Cucumber Beetles: Beetles may be spotted, striped or banded and can be very harmful. Beetles are usually ¼ to ½ inch in size. Beetles start feeding as soon as they hatch and can kill or slow the growth of the plants. Beetle larva can also bore through the roots of the plants. Beetles can also transmit diseases from plant to plant. Burpee Recommends: Knock off adults into a jar of soapy water and destroy them. Spade the soil to destroy dormant beetles before you plant. Use a row cover to prevent adults from feeding on young plants. Consult your Cooperative Extension Service for other insecticide recommendations.
Spider mites: These tiny spider-like pests are about the size of a grain of pepper.

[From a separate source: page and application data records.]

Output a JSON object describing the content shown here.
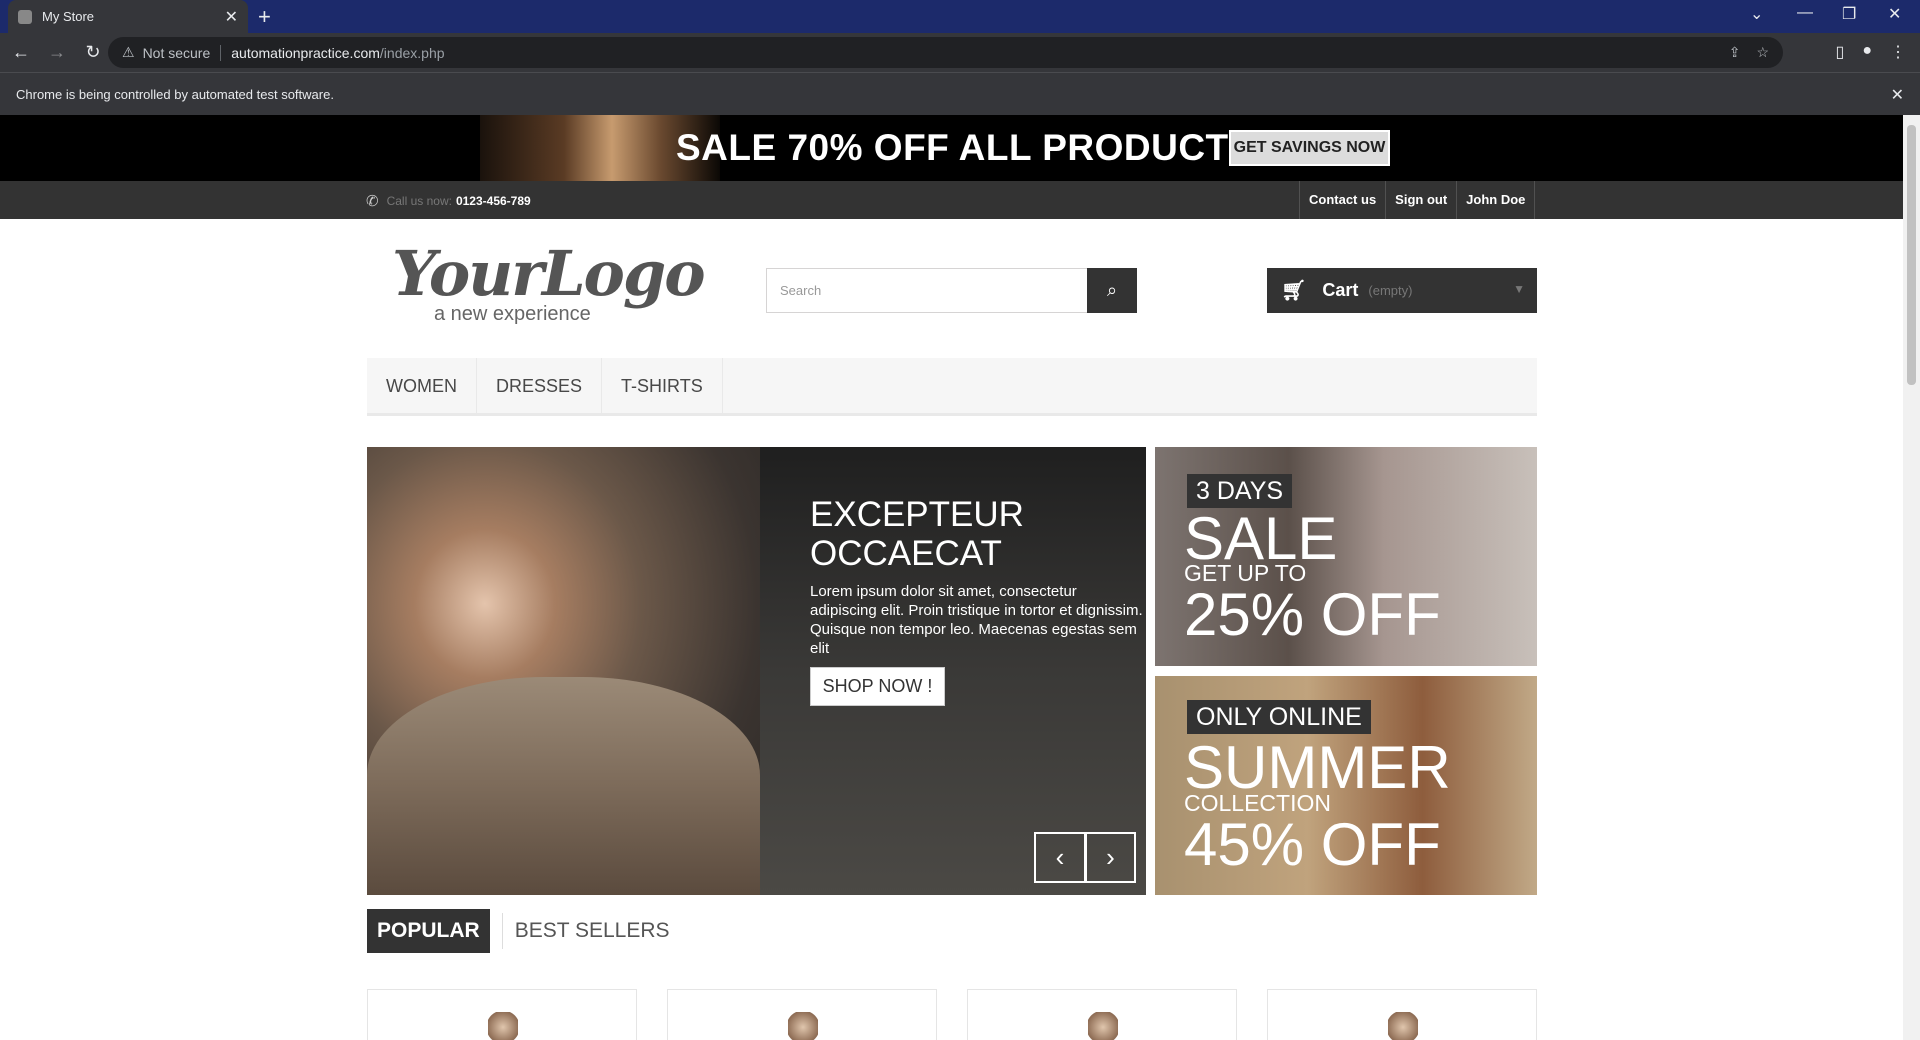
{
  "browser": {
    "tab_title": "My Store",
    "new_tab": "+",
    "url_warning": "Not secure",
    "url_host": "automationpractice.com",
    "url_path": "/index.php",
    "infobar_text": "Chrome is being controlled by automated test software."
  },
  "banner": {
    "headline": "SALE 70% OFF ALL PRODUCTS",
    "button": "GET SAVINGS NOW"
  },
  "topbar": {
    "call_label": "Call us now:",
    "phone": "0123-456-789",
    "links": [
      "Contact us",
      "Sign out",
      "John Doe"
    ]
  },
  "logo": {
    "script": "YourLogo",
    "tagline": "a new experience"
  },
  "search": {
    "placeholder": "Search"
  },
  "cart": {
    "label": "Cart",
    "status": "(empty)"
  },
  "menu": {
    "items": [
      "Women",
      "Dresses",
      "T-shirts"
    ]
  },
  "slider": {
    "title_line1": "Excepteur",
    "title_line2": "Occaecat",
    "text": "Lorem ipsum dolor sit amet, consectetur adipiscing elit. Proin tristique in tortor et dignissim. Quisque non tempor leo. Maecenas egestas sem elit",
    "button": "SHOP NOW !"
  },
  "promos": [
    {
      "badge": "3 DAYS",
      "big1": "SALE",
      "small": "GET UP TO",
      "big2": "25% OFF"
    },
    {
      "badge": "ONLY ONLINE",
      "big1": "SUMMER",
      "small": "COLLECTION",
      "big2": "45% OFF"
    }
  ],
  "product_tabs": {
    "active": "POPULAR",
    "other": "BEST SELLERS"
  },
  "icons": {
    "phone": "phone-icon",
    "search": "search-icon",
    "cart": "cart-icon"
  },
  "colors": {
    "chrome_tabbar": "#1c2a6b",
    "chrome_toolbar": "#35363a",
    "dark": "#333333",
    "banner": "#000000"
  }
}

They may be red, black, brown or yellow. They suck on the plant juices removing chlorophyll and injecting toxins which cause white dots on the foliage. There is often webbing visible on the plant. They cause the foliage to turn yellow and become dry and stippled. They multiply quickly and thrive in dry conditions. Burpee Recommends: Spider mites may be controlled with a forceful spray every other day. Try hot pepper wax or insecticidal soap. Check with your Cooperative Extension Service for miticide recommendations.
Squash Vine Borer: The brown headed larva will bore into stems, feed through the center of the stems, block the flow of water and the plants will collapse and die. The first sign of this pest is that the plant will wilt during the day and perk up at night. Check the base of the plant for holes and you will see what looks like sawdust. Burpee Recommends: Pull and destroy any plants killed by squash vine borers. Row covers will prevent the female from laying her eggs. In most areas there is only one generation each year so a second crop can be planted in early July. Although you can’t always save the plant, as soon as you see the wilting plant, cut a slit in the stem above the hole using a sharp knife. Kill the borer with the tip of the knife, or pull it out. Mound soil over the cut area and keep the soil moist. New roots may grow and the plant may live. Rotate crops. Consult your Cooperative Extension Service for insecticide recommendations.
Summer Squash FAQs
Why does my plant have only male flowers? Male flowers open two weeks before female flowers open. If plants are stressed (too hot, too cold, too crowded, too wet, too dry, or infested) they will abort female flowers almost immediately.
Why do my plants have flowers but no fruit? If flower stems are thin and straight, they are male flowers; if flower stems are round and swollen like a baby fruit, they are female flowers.
You need both to make fruit. Male flowers will open before female flowers.
Can I eat summer squash raw? Yes pick the fruit when tiny and slice for salads.
Why do my tiny fruit turn brown and fall off? This is usually the result of poor pollination. Squash needs bees to pollinate its flowers. Be sure you have plenty of bees to ensure good pollination. You can try hand pollinating too.
What are good companion plants for my squash? Peas and beans are good choices because they fix nitrogen into the soil. Radishes can help deter cucumber beetles.
Winter Squash FAQs
Why is my spaghetti squash green and not yellow? This squash starts green and ripens to yellow.
If my squash are next to my pumpkins, will I get mixed (hybrid) fruit? No, it will not affect the fruit; however, you cannot save the seeds as this will be a mixed type of fruit.
How long will winter squash store? After being properly cured winter squash can be stored for several months.